L'Italia Meticcia: Being and Belonging in the Black Mediterranean
In L’Italia Meticcia: Being and Belonging in the Black Mediterranean, I examine the oft marginalized corpus that includes migration, postcolonial East African and Black Italian writings to affirm ontologies of blackness in the wake of widespread dispossession of Black and migrant livelihood in Italy. I examine literary, historical, and geographical sites to generate multiple approaches useful to the broad mandate of Black Studies including grappling with the dialectical conceits of citizenship and nonbelonging. I respond critically to proliferating scholarship on postcolonial and Black Europe as well as concerns with the variegated movements of peoples, cultures, and ethnoracial categories.
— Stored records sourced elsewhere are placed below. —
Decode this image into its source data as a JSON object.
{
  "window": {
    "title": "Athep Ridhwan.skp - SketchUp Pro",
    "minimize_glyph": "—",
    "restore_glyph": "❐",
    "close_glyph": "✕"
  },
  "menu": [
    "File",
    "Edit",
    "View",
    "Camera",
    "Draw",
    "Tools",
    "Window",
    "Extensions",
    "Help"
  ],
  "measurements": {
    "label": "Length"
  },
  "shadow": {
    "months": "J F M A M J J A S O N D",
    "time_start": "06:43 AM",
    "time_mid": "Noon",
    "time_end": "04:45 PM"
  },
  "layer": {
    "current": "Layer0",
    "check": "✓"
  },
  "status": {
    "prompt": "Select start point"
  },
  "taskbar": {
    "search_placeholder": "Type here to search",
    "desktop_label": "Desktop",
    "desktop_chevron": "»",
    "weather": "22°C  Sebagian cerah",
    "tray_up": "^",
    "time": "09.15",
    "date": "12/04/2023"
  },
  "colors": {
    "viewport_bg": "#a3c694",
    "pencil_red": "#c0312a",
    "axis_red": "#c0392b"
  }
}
This dissertation is informed by the turn to creolization in Caribbean Studies, the turn towards mixed identities and hybridity in Queer and Postcolonial Studies, the incisive attention to history in Black Studies, and the postcolonial turn in Italian Studies. Throughout the dissertation, I offer close readings of texts within the categories of migration and postcolonial literature written in Italian by writers of African descent or origin. These readings focus on representations of blackness, femininity, and mobility in 20th and 21st century Italophone literature.
“Where Blackness Meets the Sea” introduces the terms and stakes of my intervention, which are further discussed in the following chapter, “Black Italianità.” Together, these chapters examine the legal, literary, and historiographical aporias in the common narration of Italy’s history in relation to its Mediterranean identity and its African colonies. In Chapter Two, I analyze a story by Igiaba Scego, an Italian writer of East African descent, with an analysis of how regimes of race and gender from the periods of Italian unification and colonialism are reflected in the present. I offer an analysis of the lived experience of belonging to or “feeling Italian” versus “feeling Somali” or Black. I contextualize this reading a discussion of current citizenship laws and the differing implications within Italian imperialism of discourses of “outsiderness” as they intersect with the phenomena of Italian migration.
In “Scenes of Meticciato,” I proffer a theory of meticciato, a term roughly translated as “mixed,” and one whose nuance and complexity I explore in relation to particular fascist and colonial configurations in the Italian legal and historical contexts. I analyze meticciato as a narrative framework, as a legally-codified historico-biological category, and as a contemporary cultural experience. Reading the works of Italian women writers of East African descent, I attend to discourses on mixed racial and religious identities and argue that the syncretic sphere of the Mediterranean undermines the construction of whiteness as the assumed requirement to citizenship and cultural belonging in Italy, and thus, in Europe.
“New Representation Regimes” discusses the potential for radical futurity in postcolonial and Black Italian literature. I discuss the collectively and often anonymously written literature known as “New Italian Epic” to consider the regulation of queerness, Blackness, and collective identity as constitutive components of the polyvalent meticciato that comprises and reconfigures the Mediterranean. By complicating an analysis of the literary production of marginalized writers in Italy with keen attention to the intersections of gender, race, sexuality, class, history, and geography, this dissertation contributes to a thriving and urgent conversation around postcolonial Italian literary criticism and concerns about Italian sociopolitics and citizenship taking places in different fields, ranging from Italian studies, comparative literature, migration studies, Mediterranean studies, queer and gender studies, cultural studies, and postcolonial studies.